  2. Julia Roberts was cute when she was younger but she doesn't do much for me anymore. I've always rather liked Hugh Grant, though, even if he plays something of the same character in every movie.

    1. Charles, I don't like Roberts in some of her films though she was quite good in the two rom-coms NOTTING HILL and AMERICA'S SWEETHEARTS. I agree, Grant plays the same character in most of his films including MUSIC AND LYRICS opposite Drew Barrymore.
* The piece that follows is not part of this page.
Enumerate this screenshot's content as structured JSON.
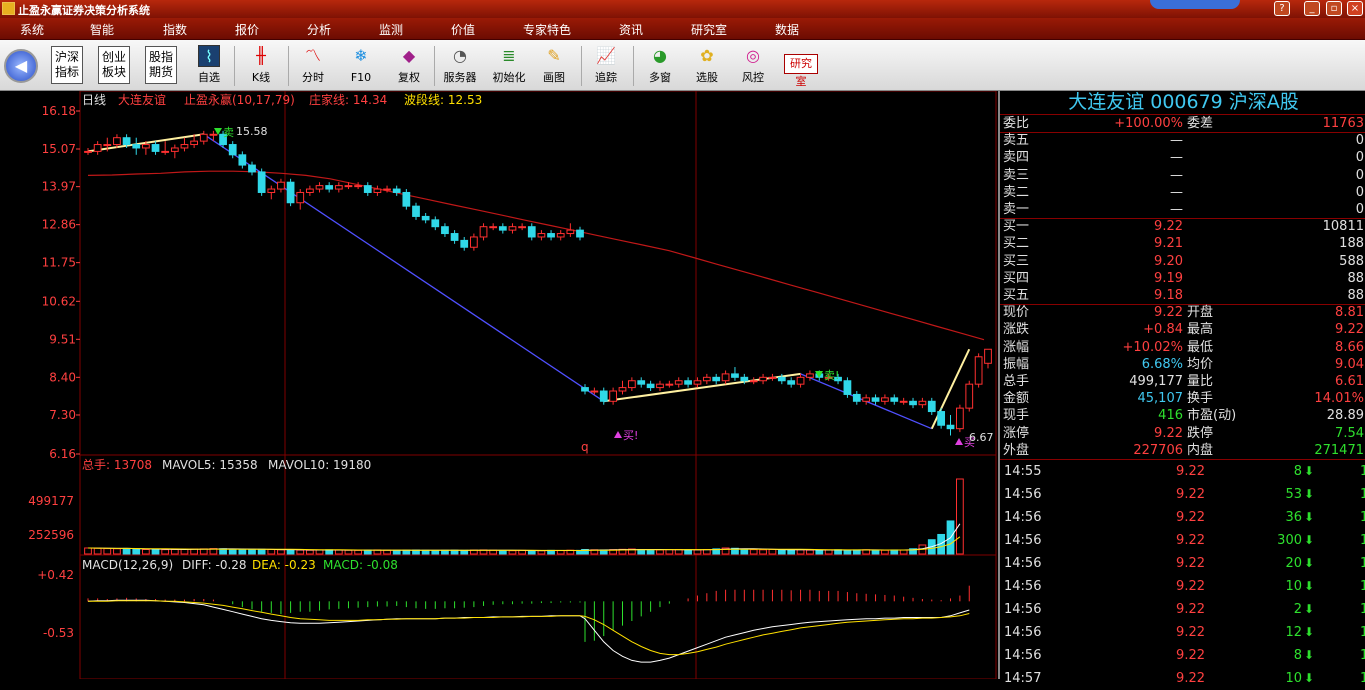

It had some good music, though.

  3. Sergio, screwball comedies have been doing that sort of thing for decades going on a century...

    1. Todd, no question, ending with a chase and a wedding is not new (PALM BEACH STORY would have to be my favourite), but it suddenly struck me that the romcom genre seemed to have become very rigidly codified of late, especially after MANHATTAN and WHEN HARRY MET SALLY - I think you and I may have longer memories than most ...

    2. I enjoy watching screwball comedies even if they often don't make sense. Besides, you don't have to concentrate and it's a bit like slapstick.

  4. For screwball comedies, the first to pop into mind is IT HAPPENED ONE NIGHT. I believe there are at least 2 public proposals in LOVE, ACTUALLY -- Hugh Grant (again) proposing to my favorite member of the cast of EASTENDERS, Martine McCutcheon. And Colin Firth, in an Italian restaurant. The kid also runs after a girl boarding a plane at Heathrow.

    Funny coincidence, today there was an item on the TV news here about an agency in Indian that helps young people who have fallen in love across caste lines.

    NOTTINGHILL is wonderfully written and cast, btw. I don't think I've ever seen more than parts of it on TV, but I've enjoyed them.

    1. Ron, I remember watching IT HAPPENED ONE NIGHT on TCM a few months ago. I'd almost forgotten Clark Gable's role as a reporter in this film. And I think I have seen LOVE ACTUALLY, too; it's telecast quite regularly on cable TV. I think it begins with Bill Nighy "singing" LOVE IS ALL AROUND by Wet Wet Wet. A good star cast overall and a few love scenes too.

      There are plenty of matrimonial agencies that bring prospective brides and bridegrooms together and one that cuts across caste lines is not unusual. There are progressive communities in India that are open to the idea of marrying into different castes. A positive sign. In fact, these agencies hold "melas" (fairs) where bachelors and spinsters are brought together and even married on the spot under one huge canopy.

      I watch parts of NOTTING HILL every now and then, mostly for the humour and the Grant character's crazy bunch of friends.

  5. I love NOTTING HILL, it's one of my favorites though I always get the feeling that Hugh Grant's friends in the pix are purposely eccentric rather than genuinely - if you know what I mean.

    Still, I LOVE THE ENDING!! I'm a big Hugh Grant fan.

    Reading your post makes me want to see this again.

    MAID IN MANHATTAN I wasn't so crazy about. Ralph Fiennes as a modern day dashing romantic doesn't quite cut it for me. He looks ill at ease to me.

    But I like your comparison with Bollywood, Prashant. I've only ever seen two Bollywood films and found them very enjoyable if slightly unbelievable. :)

    1. Thanks for your appreciation, Yvette. I like NOTTING HILL and similar feel-good movies like MUSIC AND LYRICS. I thought Hugh Grant acted well and better than Julia Roberts though, as Charles pointed out, Grant has been stereotyped in most of his films. You're right, his friends in this film were intentionally crazy and eccentric, especially his sister's blonde boyfriend who reveals Anna Scott's hideout. The dialogues in the final scene, as quoted above, were done well and Grant's boy-next-door character carried it off well too.

      MAID IN MANHATTAN wasn't funny but it was nice to see Lord Voldemort play the dignified lover, though he was pretty scary in SCHINDLER'S LIST.

      Yvette, there are some very good Bollywood films with similar endings, "enjoyable if slightly unbelievable." Never take a Bollywood romantic drama seriously, if you know what I mean—they seldom make sense even now.